■ **DATA LISTING**:
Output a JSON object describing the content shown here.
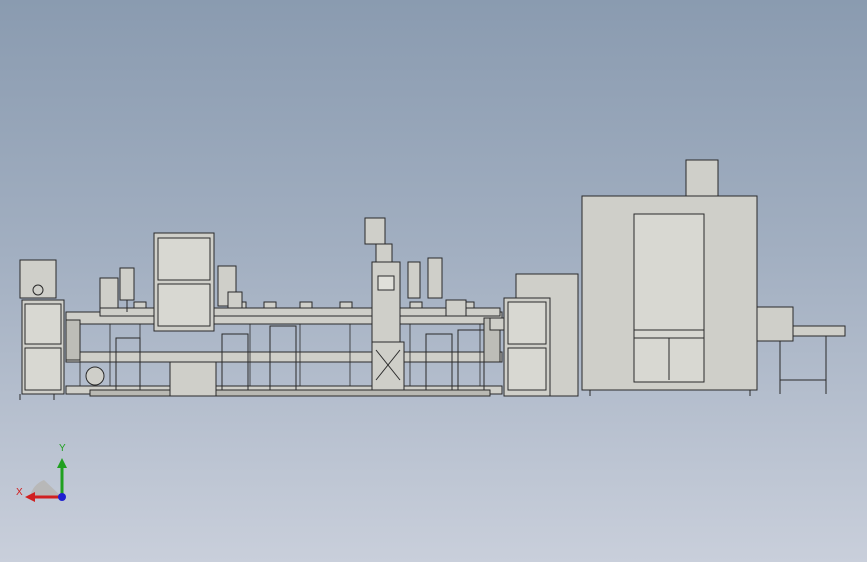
{
  "viewport": {
    "background_top": "#8a9bb0",
    "background_bottom": "#c9cfdb"
  },
  "model": {
    "fill_color": "#cfcfc9",
    "line_color": "#2a2a2a"
  },
  "triad": {
    "x_label": "X",
    "y_label": "Y",
    "x_color": "#d02020",
    "y_color": "#20a020",
    "z_color": "#2020d0"
  }
}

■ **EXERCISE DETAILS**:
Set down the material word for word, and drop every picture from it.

■ **WRITTEN SOLUTION**:
Output a JSON object describing the content shown here.
{
  "viewport": {
    "background_top": "#8a9bb0",
    "background_bottom": "#c9cfdb"
  },
  "model": {
    "fill_color": "#cfcfc9",
    "line_color": "#2a2a2a"
  },
  "triad": {
    "x_label": "X",
    "y_label": "Y",
    "x_color": "#d02020",
    "y_color": "#20a020",
    "z_color": "#2020d0"
  }
}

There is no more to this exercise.